**EXERCISE INSTRUCTIONS:**
Report every line of the records below that includes the string "Change".

* * *

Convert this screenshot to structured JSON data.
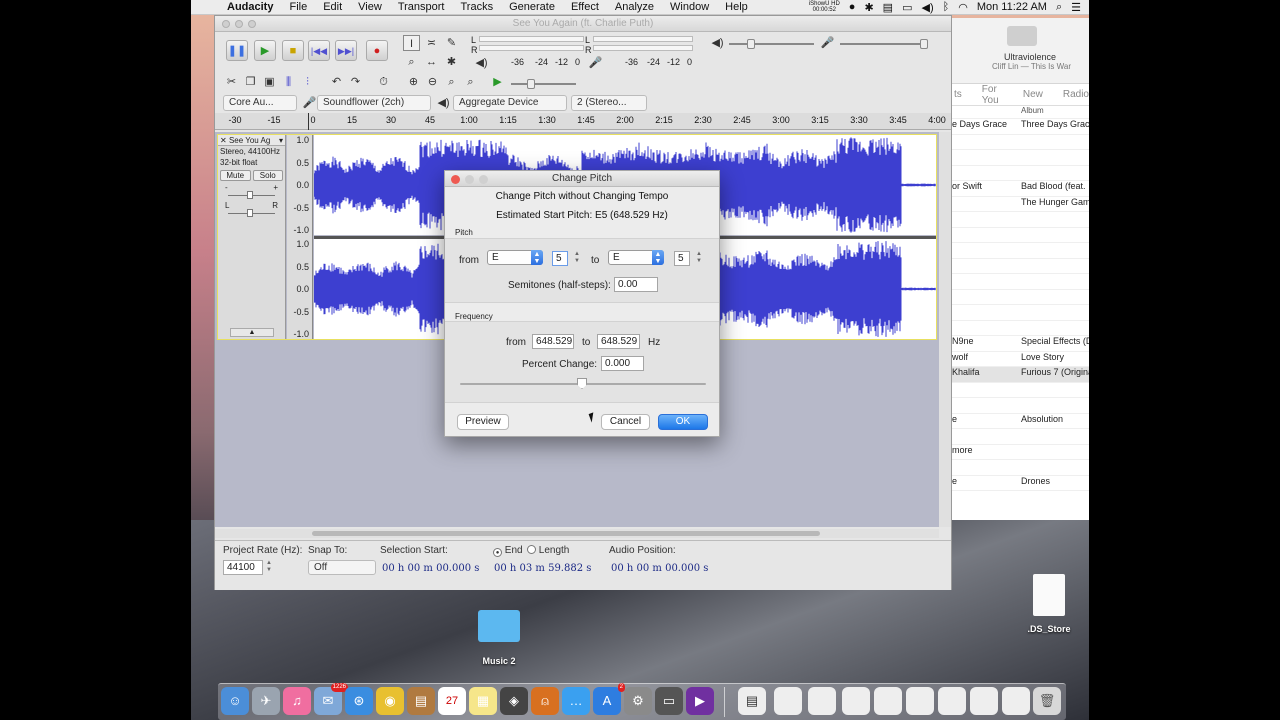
{
  "menubar": {
    "app": "Audacity",
    "items": [
      "File",
      "Edit",
      "View",
      "Transport",
      "Tracks",
      "Generate",
      "Effect",
      "Analyze",
      "Window",
      "Help"
    ],
    "recorder_line1": "iShowU HD",
    "recorder_line2": "00:00:52",
    "clock": "Mon 11:22 AM"
  },
  "itunes": {
    "now_playing_title": "Ultraviolence",
    "now_playing_sub": "Cliff Lin — This Is War",
    "tabs": [
      "ts",
      "For You",
      "New",
      "Radio"
    ],
    "album_header": "Album",
    "rows": [
      {
        "a": "e Days Grace",
        "b": "Three Days Grac"
      },
      {
        "a": "",
        "b": ""
      },
      {
        "a": "",
        "b": ""
      },
      {
        "a": "",
        "b": ""
      },
      {
        "a": "or Swift",
        "b": "Bad Blood (feat."
      },
      {
        "a": "",
        "b": "The Hunger Gam"
      },
      {
        "a": "",
        "b": ""
      },
      {
        "a": "",
        "b": ""
      },
      {
        "a": "",
        "b": ""
      },
      {
        "a": "",
        "b": ""
      },
      {
        "a": "",
        "b": ""
      },
      {
        "a": "",
        "b": ""
      },
      {
        "a": "",
        "b": ""
      },
      {
        "a": "",
        "b": ""
      },
      {
        "a": "N9ne",
        "b": "Special Effects (D"
      },
      {
        "a": "wolf",
        "b": "Love Story"
      },
      {
        "a": "Khalifa",
        "b": "Furious 7 (Origina"
      },
      {
        "a": "",
        "b": ""
      },
      {
        "a": "",
        "b": ""
      },
      {
        "a": "e",
        "b": "Absolution"
      },
      {
        "a": "",
        "b": ""
      },
      {
        "a": "more",
        "b": ""
      },
      {
        "a": "",
        "b": ""
      },
      {
        "a": "e",
        "b": "Drones"
      }
    ]
  },
  "audacity": {
    "title": "See You Again (ft. Charlie Puth)",
    "meter_labels": [
      "-36",
      "-24",
      "-12",
      "0"
    ],
    "device_host": "Core Au...",
    "device_record": "Soundflower (2ch)",
    "device_play": "Aggregate Device",
    "device_channels": "2 (Stereo...",
    "ruler": [
      "-30",
      "-15",
      "0",
      "15",
      "30",
      "45",
      "1:00",
      "1:15",
      "1:30",
      "1:45",
      "2:00",
      "2:15",
      "2:30",
      "2:45",
      "3:00",
      "3:15",
      "3:30",
      "3:45",
      "4:00"
    ],
    "track": {
      "name": "See You Ag",
      "format1": "Stereo, 44100Hz",
      "format2": "32-bit float",
      "mute": "Mute",
      "solo": "Solo",
      "gain_minus": "-",
      "gain_plus": "+",
      "pan_l": "L",
      "pan_r": "R",
      "scale": [
        "1.0",
        "0.5",
        "0.0",
        "-0.5",
        "-1.0"
      ]
    },
    "selection_bar": {
      "project_rate_label": "Project Rate (Hz):",
      "project_rate": "44100",
      "snap_label": "Snap To:",
      "snap_value": "Off",
      "sel_start_label": "Selection Start:",
      "end_label": "End",
      "length_label": "Length",
      "audio_pos_label": "Audio Position:",
      "sel_start": "00 h 00 m 00.000 s",
      "sel_end": "00 h 03 m 59.882 s",
      "audio_pos": "00 h 00 m 00.000 s"
    }
  },
  "dialog": {
    "title": "Change Pitch",
    "heading": "Change Pitch without Changing Tempo",
    "estimated": "Estimated Start Pitch: E5 (648.529 Hz)",
    "pitch_label": "Pitch",
    "from_label": "from",
    "to_label": "to",
    "from_note": "E",
    "from_octave": "5",
    "to_note": "E",
    "to_octave": "5",
    "semitones_label": "Semitones (half-steps):",
    "semitones": "0.00",
    "frequency_label": "Frequency",
    "freq_from": "648.529",
    "freq_to": "648.529",
    "hz": "Hz",
    "percent_label": "Percent Change:",
    "percent": "0.000",
    "preview": "Preview",
    "cancel": "Cancel",
    "ok": "OK"
  },
  "desktop": {
    "folder": "Music 2",
    "file": ".DS_Store"
  },
  "dock_badges": {
    "mail": "1226",
    "appstore": "2",
    "calendar_day": "27"
  },
  "colors": {
    "waveform": "#3d3fd0",
    "ok_button": "#1d77e8",
    "track_highlight": "#e8e060"
  }
}
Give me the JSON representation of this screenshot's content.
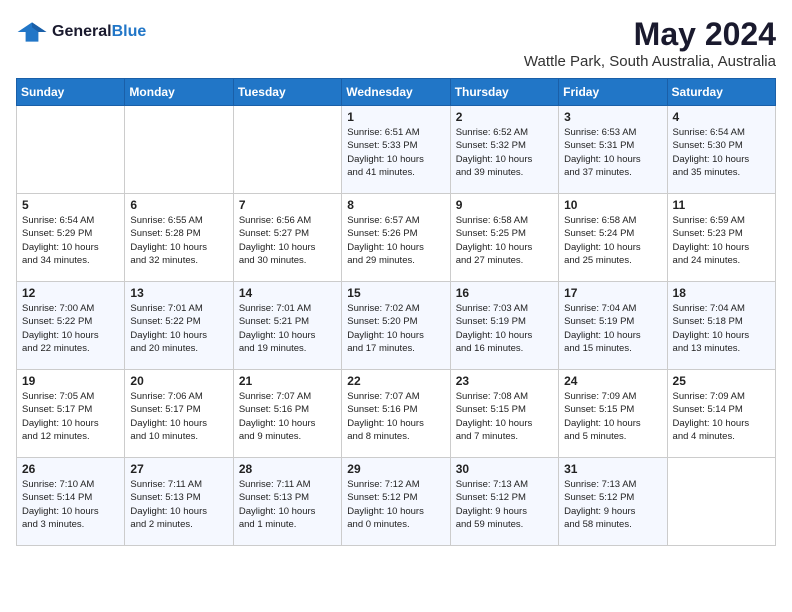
{
  "header": {
    "logo_line1": "General",
    "logo_line2": "Blue",
    "title": "May 2024",
    "subtitle": "Wattle Park, South Australia, Australia"
  },
  "weekdays": [
    "Sunday",
    "Monday",
    "Tuesday",
    "Wednesday",
    "Thursday",
    "Friday",
    "Saturday"
  ],
  "weeks": [
    [
      {
        "day": "",
        "details": ""
      },
      {
        "day": "",
        "details": ""
      },
      {
        "day": "",
        "details": ""
      },
      {
        "day": "1",
        "details": "Sunrise: 6:51 AM\nSunset: 5:33 PM\nDaylight: 10 hours\nand 41 minutes."
      },
      {
        "day": "2",
        "details": "Sunrise: 6:52 AM\nSunset: 5:32 PM\nDaylight: 10 hours\nand 39 minutes."
      },
      {
        "day": "3",
        "details": "Sunrise: 6:53 AM\nSunset: 5:31 PM\nDaylight: 10 hours\nand 37 minutes."
      },
      {
        "day": "4",
        "details": "Sunrise: 6:54 AM\nSunset: 5:30 PM\nDaylight: 10 hours\nand 35 minutes."
      }
    ],
    [
      {
        "day": "5",
        "details": "Sunrise: 6:54 AM\nSunset: 5:29 PM\nDaylight: 10 hours\nand 34 minutes."
      },
      {
        "day": "6",
        "details": "Sunrise: 6:55 AM\nSunset: 5:28 PM\nDaylight: 10 hours\nand 32 minutes."
      },
      {
        "day": "7",
        "details": "Sunrise: 6:56 AM\nSunset: 5:27 PM\nDaylight: 10 hours\nand 30 minutes."
      },
      {
        "day": "8",
        "details": "Sunrise: 6:57 AM\nSunset: 5:26 PM\nDaylight: 10 hours\nand 29 minutes."
      },
      {
        "day": "9",
        "details": "Sunrise: 6:58 AM\nSunset: 5:25 PM\nDaylight: 10 hours\nand 27 minutes."
      },
      {
        "day": "10",
        "details": "Sunrise: 6:58 AM\nSunset: 5:24 PM\nDaylight: 10 hours\nand 25 minutes."
      },
      {
        "day": "11",
        "details": "Sunrise: 6:59 AM\nSunset: 5:23 PM\nDaylight: 10 hours\nand 24 minutes."
      }
    ],
    [
      {
        "day": "12",
        "details": "Sunrise: 7:00 AM\nSunset: 5:22 PM\nDaylight: 10 hours\nand 22 minutes."
      },
      {
        "day": "13",
        "details": "Sunrise: 7:01 AM\nSunset: 5:22 PM\nDaylight: 10 hours\nand 20 minutes."
      },
      {
        "day": "14",
        "details": "Sunrise: 7:01 AM\nSunset: 5:21 PM\nDaylight: 10 hours\nand 19 minutes."
      },
      {
        "day": "15",
        "details": "Sunrise: 7:02 AM\nSunset: 5:20 PM\nDaylight: 10 hours\nand 17 minutes."
      },
      {
        "day": "16",
        "details": "Sunrise: 7:03 AM\nSunset: 5:19 PM\nDaylight: 10 hours\nand 16 minutes."
      },
      {
        "day": "17",
        "details": "Sunrise: 7:04 AM\nSunset: 5:19 PM\nDaylight: 10 hours\nand 15 minutes."
      },
      {
        "day": "18",
        "details": "Sunrise: 7:04 AM\nSunset: 5:18 PM\nDaylight: 10 hours\nand 13 minutes."
      }
    ],
    [
      {
        "day": "19",
        "details": "Sunrise: 7:05 AM\nSunset: 5:17 PM\nDaylight: 10 hours\nand 12 minutes."
      },
      {
        "day": "20",
        "details": "Sunrise: 7:06 AM\nSunset: 5:17 PM\nDaylight: 10 hours\nand 10 minutes."
      },
      {
        "day": "21",
        "details": "Sunrise: 7:07 AM\nSunset: 5:16 PM\nDaylight: 10 hours\nand 9 minutes."
      },
      {
        "day": "22",
        "details": "Sunrise: 7:07 AM\nSunset: 5:16 PM\nDaylight: 10 hours\nand 8 minutes."
      },
      {
        "day": "23",
        "details": "Sunrise: 7:08 AM\nSunset: 5:15 PM\nDaylight: 10 hours\nand 7 minutes."
      },
      {
        "day": "24",
        "details": "Sunrise: 7:09 AM\nSunset: 5:15 PM\nDaylight: 10 hours\nand 5 minutes."
      },
      {
        "day": "25",
        "details": "Sunrise: 7:09 AM\nSunset: 5:14 PM\nDaylight: 10 hours\nand 4 minutes."
      }
    ],
    [
      {
        "day": "26",
        "details": "Sunrise: 7:10 AM\nSunset: 5:14 PM\nDaylight: 10 hours\nand 3 minutes."
      },
      {
        "day": "27",
        "details": "Sunrise: 7:11 AM\nSunset: 5:13 PM\nDaylight: 10 hours\nand 2 minutes."
      },
      {
        "day": "28",
        "details": "Sunrise: 7:11 AM\nSunset: 5:13 PM\nDaylight: 10 hours\nand 1 minute."
      },
      {
        "day": "29",
        "details": "Sunrise: 7:12 AM\nSunset: 5:12 PM\nDaylight: 10 hours\nand 0 minutes."
      },
      {
        "day": "30",
        "details": "Sunrise: 7:13 AM\nSunset: 5:12 PM\nDaylight: 9 hours\nand 59 minutes."
      },
      {
        "day": "31",
        "details": "Sunrise: 7:13 AM\nSunset: 5:12 PM\nDaylight: 9 hours\nand 58 minutes."
      },
      {
        "day": "",
        "details": ""
      }
    ]
  ]
}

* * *

**WRITTEN RESPONSE:**
    "title": "Change Pitch",
    "heading": "Change Pitch without Changing Tempo",
    "percent_label": "Percent Change:",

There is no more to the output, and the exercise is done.